Items from a data source
▬▬▬▬▬▬▬▬▬▬

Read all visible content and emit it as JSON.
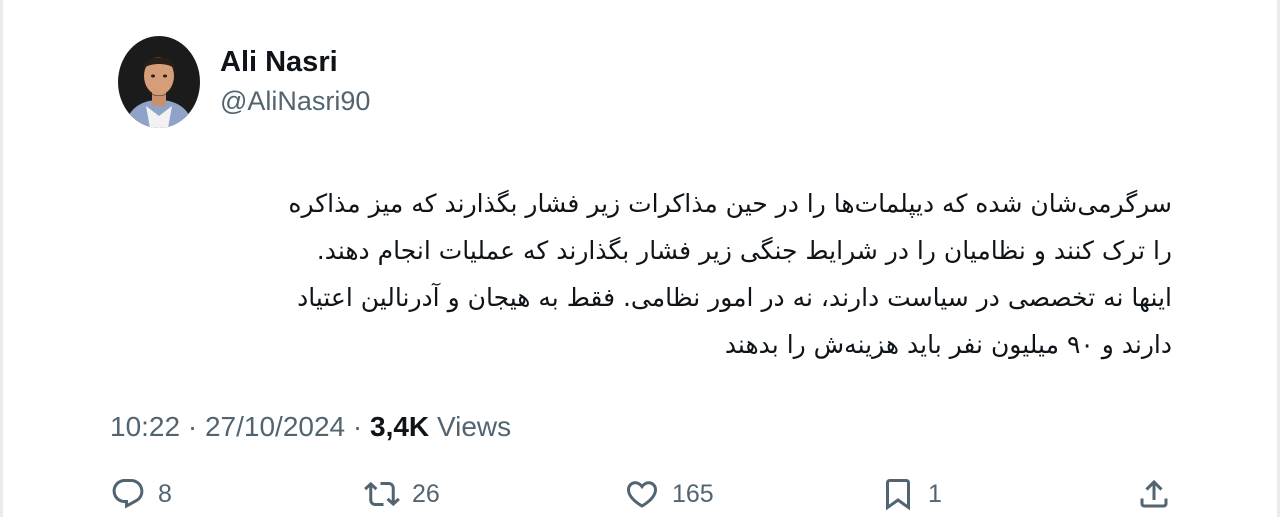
{
  "author": {
    "display_name": "Ali Nasri",
    "handle": "@AliNasri90"
  },
  "tweet": {
    "lines": [
      "سرگرمی‌شان شده که دیپلمات‌ها را در حین مذاکرات زیر فشار بگذارند که میز مذاکره",
      "را ترک کنند و نظامیان را در شرایط جنگی زیر فشار بگذارند که عملیات انجام دهند.",
      "اینها نه تخصصی در سیاست دارند، نه در امور نظامی. فقط به هیجان و آدرنالین اعتیاد",
      "دارند و ۹۰ میلیون نفر باید هزینه‌ش را بدهند"
    ],
    "time": "10:22",
    "separator": "·",
    "date": "27/10/2024",
    "views_count": "3,4K",
    "views_label": "Views"
  },
  "actions": {
    "reply": {
      "icon": "reply-icon",
      "count": "8"
    },
    "retweet": {
      "icon": "retweet-icon",
      "count": "26"
    },
    "like": {
      "icon": "heart-icon",
      "count": "165"
    },
    "bookmark": {
      "icon": "bookmark-icon",
      "count": "1"
    },
    "share": {
      "icon": "share-icon"
    }
  },
  "colors": {
    "text_primary": "#0f1419",
    "text_secondary": "#536471",
    "background": "#ffffff"
  }
}
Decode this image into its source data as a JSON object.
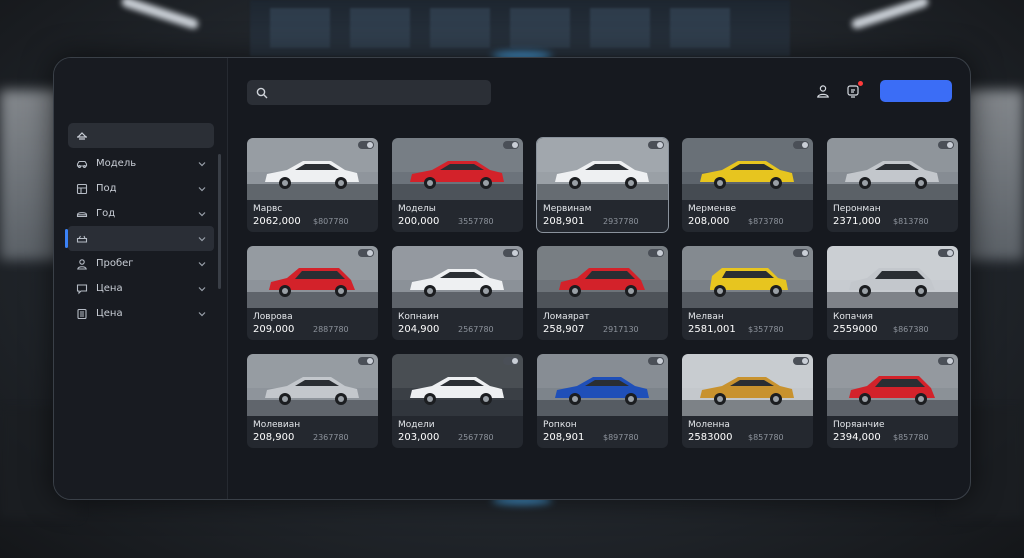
{
  "header": {
    "search_placeholder": "",
    "icons": [
      "search-icon",
      "user-icon",
      "notification-icon"
    ],
    "accent_color": "#3b6df6",
    "notification_dot_color": "#ff3b3b"
  },
  "sidebar": {
    "search_icon": "filter-icon",
    "items": [
      {
        "label": "Модель",
        "icon": "car-icon",
        "active": false
      },
      {
        "label": "Под",
        "icon": "grid-icon",
        "active": false
      },
      {
        "label": "Год",
        "icon": "calendar-icon",
        "active": false
      },
      {
        "label": "",
        "icon": "car-body-icon",
        "active": true
      },
      {
        "label": "Пробег",
        "icon": "person-icon",
        "active": false
      },
      {
        "label": "Цена",
        "icon": "chat-icon",
        "active": false
      },
      {
        "label": "Цена",
        "icon": "list-icon",
        "active": false
      }
    ]
  },
  "cards": [
    {
      "name": "Марвс",
      "price": "2062,000",
      "old": "$807780",
      "car": "white",
      "bg": "#8f959c",
      "type": "sedan"
    },
    {
      "name": "Моделы",
      "price": "200,000",
      "old": "3557780",
      "car": "red",
      "bg": "#6c737b",
      "type": "sedan"
    },
    {
      "name": "Мервинам",
      "price": "208,901",
      "old": "2937780",
      "car": "white",
      "bg": "#9aa0a6",
      "type": "sedan",
      "selected": true
    },
    {
      "name": "Мерменве",
      "price": "208,000",
      "old": "$873780",
      "car": "yellow",
      "bg": "#5d646c",
      "type": "sedan"
    },
    {
      "name": "Перонман",
      "price": "2371,000",
      "old": "$813780",
      "car": "silver",
      "bg": "#868c93",
      "type": "sedan"
    },
    {
      "name": "Ловрова",
      "price": "209,000",
      "old": "2887780",
      "car": "red",
      "bg": "#8d939a",
      "type": "hatch"
    },
    {
      "name": "Копнаин",
      "price": "204,900",
      "old": "2567780",
      "car": "white",
      "bg": "#8b9198",
      "type": "sedan"
    },
    {
      "name": "Ломаярат",
      "price": "258,907",
      "old": "2917130",
      "car": "red",
      "bg": "#6d7379",
      "type": "wagon"
    },
    {
      "name": "Мелван",
      "price": "2581,001",
      "old": "$357780",
      "car": "yellow",
      "bg": "#7a8087",
      "type": "suv"
    },
    {
      "name": "Копачия",
      "price": "2559000",
      "old": "$867380",
      "car": "silver",
      "bg": "#c7cbd0",
      "type": "hatch"
    },
    {
      "name": "Молевиан",
      "price": "208,900",
      "old": "2367780",
      "car": "silver",
      "bg": "#8e949b",
      "type": "sedan"
    },
    {
      "name": "Модели",
      "price": "203,000",
      "old": "2567780",
      "car": "white",
      "bg": "#3a3f45",
      "type": "sedan"
    },
    {
      "name": "Ропкон",
      "price": "208,901",
      "old": "$897780",
      "car": "blue",
      "bg": "#7d848b",
      "type": "sedan"
    },
    {
      "name": "Моленна",
      "price": "2583000",
      "old": "$857780",
      "car": "gold",
      "bg": "#c4c8cc",
      "type": "sedan"
    },
    {
      "name": "Поряанчие",
      "price": "2394,000",
      "old": "$857780",
      "car": "red",
      "bg": "#8b9197",
      "type": "hatch"
    }
  ],
  "car_colors": {
    "white": "#eef0f2",
    "red": "#d3222a",
    "yellow": "#e7c51f",
    "silver": "#c3c7cc",
    "blue": "#1f4fb8",
    "gold": "#c8922e"
  }
}
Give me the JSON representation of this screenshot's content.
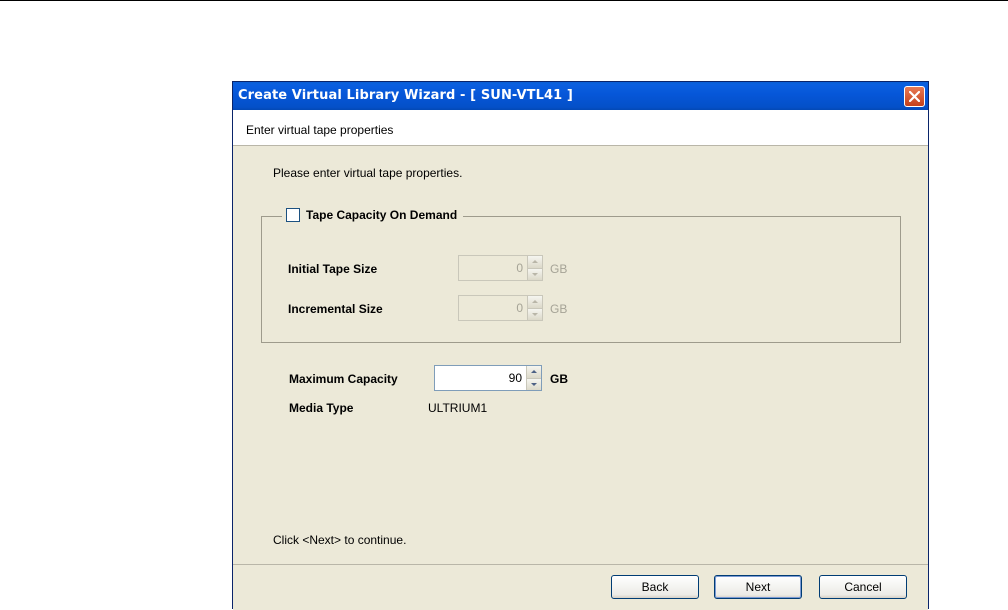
{
  "window": {
    "title": "Create Virtual Library Wizard - [ SUN-VTL41 ]",
    "close_icon": "close-icon"
  },
  "header": {
    "subtitle": "Enter virtual tape properties"
  },
  "content": {
    "instruction": "Please enter virtual tape properties.",
    "tape_capacity_group": {
      "checkbox_label": "Tape Capacity On Demand",
      "checked": false,
      "initial_tape_size": {
        "label": "Initial Tape Size",
        "value": "0",
        "unit": "GB",
        "enabled": false
      },
      "incremental_size": {
        "label": "Incremental Size",
        "value": "0",
        "unit": "GB",
        "enabled": false
      }
    },
    "maximum_capacity": {
      "label": "Maximum Capacity",
      "value": "90",
      "unit": "GB"
    },
    "media_type": {
      "label": "Media Type",
      "value": "ULTRIUM1"
    },
    "footer_hint": "Click <Next> to continue."
  },
  "buttons": {
    "back": "Back",
    "next": "Next",
    "cancel": "Cancel"
  },
  "colors": {
    "titlebar": "#0656d8",
    "dialog_bg": "#ece9d8",
    "close_button": "#d4552c"
  }
}
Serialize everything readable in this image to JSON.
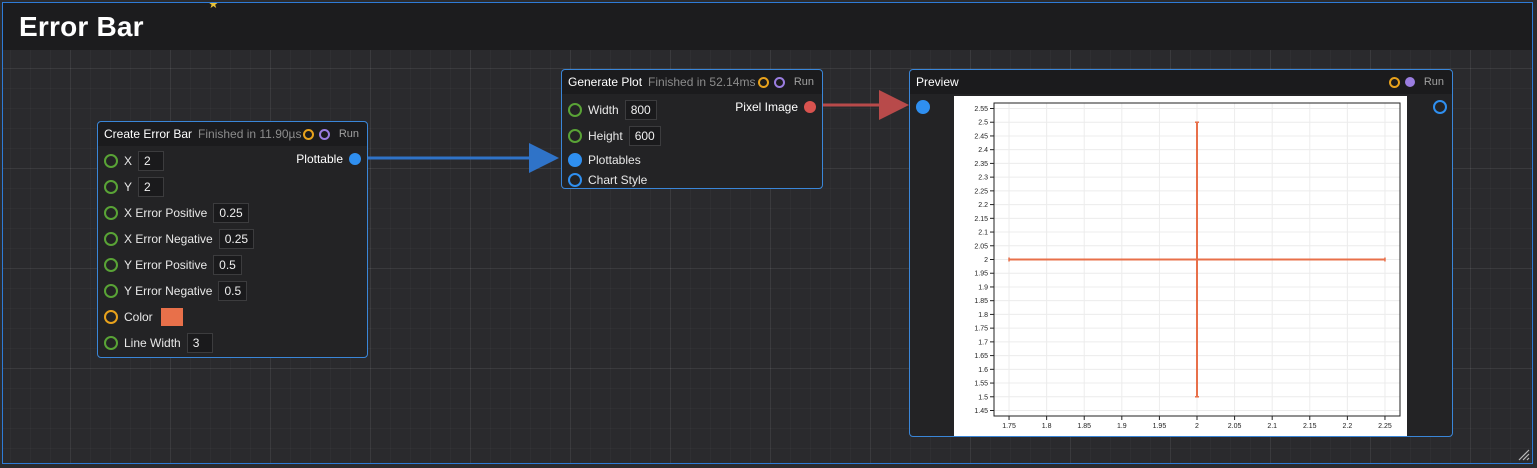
{
  "page": {
    "title": "Error Bar"
  },
  "nodes": {
    "create": {
      "title": "Create Error Bar",
      "status": "Finished in 11.90µs",
      "run": "Run",
      "output": "Plottable",
      "inputs": [
        {
          "label": "X",
          "value": "2"
        },
        {
          "label": "Y",
          "value": "2"
        },
        {
          "label": "X Error Positive",
          "value": "0.25"
        },
        {
          "label": "X Error Negative",
          "value": "0.25"
        },
        {
          "label": "Y Error Positive",
          "value": "0.5"
        },
        {
          "label": "Y Error Negative",
          "value": "0.5"
        },
        {
          "label": "Color",
          "value": "#e8704a"
        },
        {
          "label": "Line Width",
          "value": "3"
        }
      ]
    },
    "generate": {
      "title": "Generate Plot",
      "status": "Finished in 52.14ms",
      "run": "Run",
      "output": "Pixel Image",
      "inputs": [
        {
          "label": "Width",
          "value": "800"
        },
        {
          "label": "Height",
          "value": "600"
        },
        {
          "label": "Plottables"
        },
        {
          "label": "Chart Style"
        }
      ]
    },
    "preview": {
      "title": "Preview",
      "run": "Run"
    }
  },
  "colors": {
    "accent": "#2e7bd6",
    "errorbar": "#e8704a",
    "port_green": "#59a336",
    "port_orange": "#e8a21c",
    "port_blue": "#2f8ff0",
    "port_red": "#d9534f",
    "purple": "#9a7de0"
  },
  "chart_data": {
    "type": "scatter",
    "title": "",
    "xlabel": "",
    "ylabel": "",
    "xlim": [
      1.73,
      2.27
    ],
    "ylim": [
      1.43,
      2.57
    ],
    "xticks": [
      "1.75",
      "1.8",
      "1.85",
      "1.9",
      "1.95",
      "2",
      "2.05",
      "2.1",
      "2.15",
      "2.2",
      "2.25"
    ],
    "yticks": [
      "1.45",
      "1.5",
      "1.55",
      "1.6",
      "1.65",
      "1.7",
      "1.75",
      "1.8",
      "1.85",
      "1.9",
      "1.95",
      "2",
      "2.05",
      "2.1",
      "2.15",
      "2.2",
      "2.25",
      "2.3",
      "2.35",
      "2.4",
      "2.45",
      "2.5",
      "2.55"
    ],
    "grid": true,
    "error_bar": {
      "x": 2,
      "y": 2,
      "x_err_pos": 0.25,
      "x_err_neg": 0.25,
      "y_err_pos": 0.5,
      "y_err_neg": 0.5
    }
  }
}
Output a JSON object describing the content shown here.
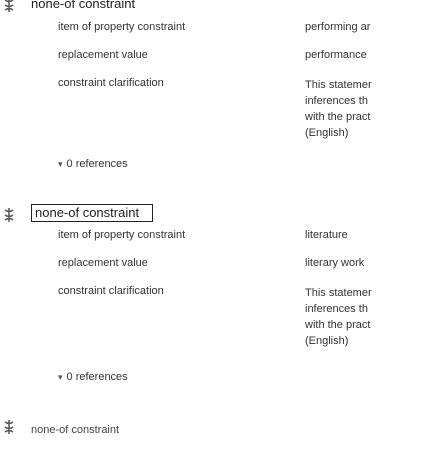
{
  "statements": [
    {
      "title": "none-of constraint",
      "qualifiers": [
        {
          "property": "item of property constraint",
          "value": "performing ar"
        },
        {
          "property": "replacement value",
          "value": "performance"
        },
        {
          "property": "constraint clarification",
          "value_lines": [
            "This statemer",
            "inferences th",
            "with the pract",
            "(English)"
          ]
        }
      ],
      "references": "0 references"
    },
    {
      "title": "none-of constraint",
      "qualifiers": [
        {
          "property": "item of property constraint",
          "value": "literature"
        },
        {
          "property": "replacement value",
          "value": "literary work"
        },
        {
          "property": "constraint clarification",
          "value_lines": [
            "This statemer",
            "inferences th",
            "with the pract",
            "(English)"
          ]
        }
      ],
      "references": "0 references"
    },
    {
      "title": "none-of constraint"
    }
  ]
}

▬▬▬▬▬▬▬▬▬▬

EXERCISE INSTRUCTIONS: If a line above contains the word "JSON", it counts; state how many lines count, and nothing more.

TASK OUTPUT: 5